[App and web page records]
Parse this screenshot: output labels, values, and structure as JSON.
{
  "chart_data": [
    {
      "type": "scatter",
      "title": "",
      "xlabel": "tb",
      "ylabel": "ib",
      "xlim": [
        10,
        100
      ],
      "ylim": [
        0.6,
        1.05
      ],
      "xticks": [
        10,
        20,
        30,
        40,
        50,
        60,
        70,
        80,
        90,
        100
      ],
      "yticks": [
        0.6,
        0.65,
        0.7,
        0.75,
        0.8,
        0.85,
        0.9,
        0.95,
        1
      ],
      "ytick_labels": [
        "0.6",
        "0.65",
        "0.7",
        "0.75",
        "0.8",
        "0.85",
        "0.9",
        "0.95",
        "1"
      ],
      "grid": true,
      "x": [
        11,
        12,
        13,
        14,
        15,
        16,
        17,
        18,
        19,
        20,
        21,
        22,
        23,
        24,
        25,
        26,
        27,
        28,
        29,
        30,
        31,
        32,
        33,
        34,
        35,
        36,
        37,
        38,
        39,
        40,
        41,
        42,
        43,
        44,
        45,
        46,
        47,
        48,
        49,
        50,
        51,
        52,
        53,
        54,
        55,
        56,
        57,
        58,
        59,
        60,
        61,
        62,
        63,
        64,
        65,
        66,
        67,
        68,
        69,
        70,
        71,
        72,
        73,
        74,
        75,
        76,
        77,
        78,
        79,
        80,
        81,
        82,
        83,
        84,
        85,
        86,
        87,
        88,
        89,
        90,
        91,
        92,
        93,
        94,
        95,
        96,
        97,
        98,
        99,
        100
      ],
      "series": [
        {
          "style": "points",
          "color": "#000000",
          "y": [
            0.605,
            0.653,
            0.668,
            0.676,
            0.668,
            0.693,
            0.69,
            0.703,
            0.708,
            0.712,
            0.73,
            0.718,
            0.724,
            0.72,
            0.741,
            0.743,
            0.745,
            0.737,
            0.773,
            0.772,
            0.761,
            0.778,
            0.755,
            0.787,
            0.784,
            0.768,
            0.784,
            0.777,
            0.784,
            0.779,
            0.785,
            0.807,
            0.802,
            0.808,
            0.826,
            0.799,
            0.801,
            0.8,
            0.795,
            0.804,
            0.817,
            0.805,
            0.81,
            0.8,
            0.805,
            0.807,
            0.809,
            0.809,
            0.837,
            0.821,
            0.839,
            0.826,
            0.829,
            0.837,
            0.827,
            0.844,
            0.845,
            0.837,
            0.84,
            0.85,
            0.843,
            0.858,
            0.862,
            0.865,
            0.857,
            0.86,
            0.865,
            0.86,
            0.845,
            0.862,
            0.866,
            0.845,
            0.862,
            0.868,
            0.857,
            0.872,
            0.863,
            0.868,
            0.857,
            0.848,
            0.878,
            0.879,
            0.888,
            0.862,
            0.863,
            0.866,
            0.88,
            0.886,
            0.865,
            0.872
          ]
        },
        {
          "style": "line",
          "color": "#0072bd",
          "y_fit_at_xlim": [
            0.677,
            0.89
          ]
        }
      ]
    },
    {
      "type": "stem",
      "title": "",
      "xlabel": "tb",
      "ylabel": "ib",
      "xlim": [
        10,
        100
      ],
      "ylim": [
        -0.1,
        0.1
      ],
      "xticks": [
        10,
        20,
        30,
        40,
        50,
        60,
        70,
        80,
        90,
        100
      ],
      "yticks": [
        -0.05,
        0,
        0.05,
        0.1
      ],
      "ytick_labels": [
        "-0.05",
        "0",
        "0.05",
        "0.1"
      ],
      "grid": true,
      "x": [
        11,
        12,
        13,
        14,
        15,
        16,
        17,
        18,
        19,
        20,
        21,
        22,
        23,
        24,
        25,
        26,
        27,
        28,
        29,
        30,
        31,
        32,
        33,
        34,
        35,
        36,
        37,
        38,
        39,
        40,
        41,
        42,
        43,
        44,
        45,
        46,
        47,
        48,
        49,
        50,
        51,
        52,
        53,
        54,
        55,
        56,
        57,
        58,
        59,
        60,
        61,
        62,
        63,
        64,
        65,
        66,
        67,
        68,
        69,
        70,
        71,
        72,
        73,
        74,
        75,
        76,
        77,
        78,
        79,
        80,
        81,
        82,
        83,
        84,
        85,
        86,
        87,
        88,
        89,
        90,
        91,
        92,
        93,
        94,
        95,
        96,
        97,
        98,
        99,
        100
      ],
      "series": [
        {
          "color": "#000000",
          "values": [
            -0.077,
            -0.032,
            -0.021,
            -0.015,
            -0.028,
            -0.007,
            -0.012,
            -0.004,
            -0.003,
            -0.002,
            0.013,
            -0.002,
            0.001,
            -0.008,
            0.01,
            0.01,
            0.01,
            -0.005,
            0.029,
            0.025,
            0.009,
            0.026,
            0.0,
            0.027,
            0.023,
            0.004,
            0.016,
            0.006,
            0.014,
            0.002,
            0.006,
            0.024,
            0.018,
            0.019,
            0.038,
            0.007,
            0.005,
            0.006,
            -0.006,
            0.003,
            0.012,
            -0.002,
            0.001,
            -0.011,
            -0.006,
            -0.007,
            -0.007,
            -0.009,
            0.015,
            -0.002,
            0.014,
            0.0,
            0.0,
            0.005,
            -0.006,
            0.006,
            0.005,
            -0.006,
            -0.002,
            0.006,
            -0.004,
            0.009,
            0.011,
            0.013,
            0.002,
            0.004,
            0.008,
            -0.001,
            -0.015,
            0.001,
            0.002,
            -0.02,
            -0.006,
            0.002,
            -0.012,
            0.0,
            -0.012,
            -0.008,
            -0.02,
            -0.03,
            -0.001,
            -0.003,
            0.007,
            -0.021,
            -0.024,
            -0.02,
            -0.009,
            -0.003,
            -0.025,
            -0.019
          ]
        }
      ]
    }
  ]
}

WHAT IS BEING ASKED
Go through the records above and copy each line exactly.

ANSWER SPACE
Parse this screenshot: output labels, values, and structure as JSON.
{
  "chart_data": [
    {
      "type": "scatter",
      "title": "",
      "xlabel": "tb",
      "ylabel": "ib",
      "xlim": [
        10,
        100
      ],
      "ylim": [
        0.6,
        1.05
      ],
      "xticks": [
        10,
        20,
        30,
        40,
        50,
        60,
        70,
        80,
        90,
        100
      ],
      "yticks": [
        0.6,
        0.65,
        0.7,
        0.75,
        0.8,
        0.85,
        0.9,
        0.95,
        1
      ],
      "ytick_labels": [
        "0.6",
        "0.65",
        "0.7",
        "0.75",
        "0.8",
        "0.85",
        "0.9",
        "0.95",
        "1"
      ],
      "grid": true,
      "x": [
        11,
        12,
        13,
        14,
        15,
        16,
        17,
        18,
        19,
        20,
        21,
        22,
        23,
        24,
        25,
        26,
        27,
        28,
        29,
        30,
        31,
        32,
        33,
        34,
        35,
        36,
        37,
        38,
        39,
        40,
        41,
        42,
        43,
        44,
        45,
        46,
        47,
        48,
        49,
        50,
        51,
        52,
        53,
        54,
        55,
        56,
        57,
        58,
        59,
        60,
        61,
        62,
        63,
        64,
        65,
        66,
        67,
        68,
        69,
        70,
        71,
        72,
        73,
        74,
        75,
        76,
        77,
        78,
        79,
        80,
        81,
        82,
        83,
        84,
        85,
        86,
        87,
        88,
        89,
        90,
        91,
        92,
        93,
        94,
        95,
        96,
        97,
        98,
        99,
        100
      ],
      "series": [
        {
          "style": "points",
          "color": "#000000",
          "y": [
            0.605,
            0.653,
            0.668,
            0.676,
            0.668,
            0.693,
            0.69,
            0.703,
            0.708,
            0.712,
            0.73,
            0.718,
            0.724,
            0.72,
            0.741,
            0.743,
            0.745,
            0.737,
            0.773,
            0.772,
            0.761,
            0.778,
            0.755,
            0.787,
            0.784,
            0.768,
            0.784,
            0.777,
            0.784,
            0.779,
            0.785,
            0.807,
            0.802,
            0.808,
            0.826,
            0.799,
            0.801,
            0.8,
            0.795,
            0.804,
            0.817,
            0.805,
            0.81,
            0.8,
            0.805,
            0.807,
            0.809,
            0.809,
            0.837,
            0.821,
            0.839,
            0.826,
            0.829,
            0.837,
            0.827,
            0.844,
            0.845,
            0.837,
            0.84,
            0.85,
            0.843,
            0.858,
            0.862,
            0.865,
            0.857,
            0.86,
            0.865,
            0.86,
            0.845,
            0.862,
            0.866,
            0.845,
            0.862,
            0.868,
            0.857,
            0.872,
            0.863,
            0.868,
            0.857,
            0.848,
            0.878,
            0.879,
            0.888,
            0.862,
            0.863,
            0.866,
            0.88,
            0.886,
            0.865,
            0.872
          ]
        },
        {
          "style": "line",
          "color": "#0072bd",
          "y_fit_at_xlim": [
            0.677,
            0.89
          ]
        }
      ]
    },
    {
      "type": "stem",
      "title": "",
      "xlabel": "tb",
      "ylabel": "ib",
      "xlim": [
        10,
        100
      ],
      "ylim": [
        -0.1,
        0.1
      ],
      "xticks": [
        10,
        20,
        30,
        40,
        50,
        60,
        70,
        80,
        90,
        100
      ],
      "yticks": [
        -0.05,
        0,
        0.05,
        0.1
      ],
      "ytick_labels": [
        "-0.05",
        "0",
        "0.05",
        "0.1"
      ],
      "grid": true,
      "x": [
        11,
        12,
        13,
        14,
        15,
        16,
        17,
        18,
        19,
        20,
        21,
        22,
        23,
        24,
        25,
        26,
        27,
        28,
        29,
        30,
        31,
        32,
        33,
        34,
        35,
        36,
        37,
        38,
        39,
        40,
        41,
        42,
        43,
        44,
        45,
        46,
        47,
        48,
        49,
        50,
        51,
        52,
        53,
        54,
        55,
        56,
        57,
        58,
        59,
        60,
        61,
        62,
        63,
        64,
        65,
        66,
        67,
        68,
        69,
        70,
        71,
        72,
        73,
        74,
        75,
        76,
        77,
        78,
        79,
        80,
        81,
        82,
        83,
        84,
        85,
        86,
        87,
        88,
        89,
        90,
        91,
        92,
        93,
        94,
        95,
        96,
        97,
        98,
        99,
        100
      ],
      "series": [
        {
          "color": "#000000",
          "values": [
            -0.077,
            -0.032,
            -0.021,
            -0.015,
            -0.028,
            -0.007,
            -0.012,
            -0.004,
            -0.003,
            -0.002,
            0.013,
            -0.002,
            0.001,
            -0.008,
            0.01,
            0.01,
            0.01,
            -0.005,
            0.029,
            0.025,
            0.009,
            0.026,
            0.0,
            0.027,
            0.023,
            0.004,
            0.016,
            0.006,
            0.014,
            0.002,
            0.006,
            0.024,
            0.018,
            0.019,
            0.038,
            0.007,
            0.005,
            0.006,
            -0.006,
            0.003,
            0.012,
            -0.002,
            0.001,
            -0.011,
            -0.006,
            -0.007,
            -0.007,
            -0.009,
            0.015,
            -0.002,
            0.014,
            0.0,
            0.0,
            0.005,
            -0.006,
            0.006,
            0.005,
            -0.006,
            -0.002,
            0.006,
            -0.004,
            0.009,
            0.011,
            0.013,
            0.002,
            0.004,
            0.008,
            -0.001,
            -0.015,
            0.001,
            0.002,
            -0.02,
            -0.006,
            0.002,
            -0.012,
            0.0,
            -0.012,
            -0.008,
            -0.02,
            -0.03,
            -0.001,
            -0.003,
            0.007,
            -0.021,
            -0.024,
            -0.02,
            -0.009,
            -0.003,
            -0.025,
            -0.019
          ]
        }
      ]
    }
  ]
}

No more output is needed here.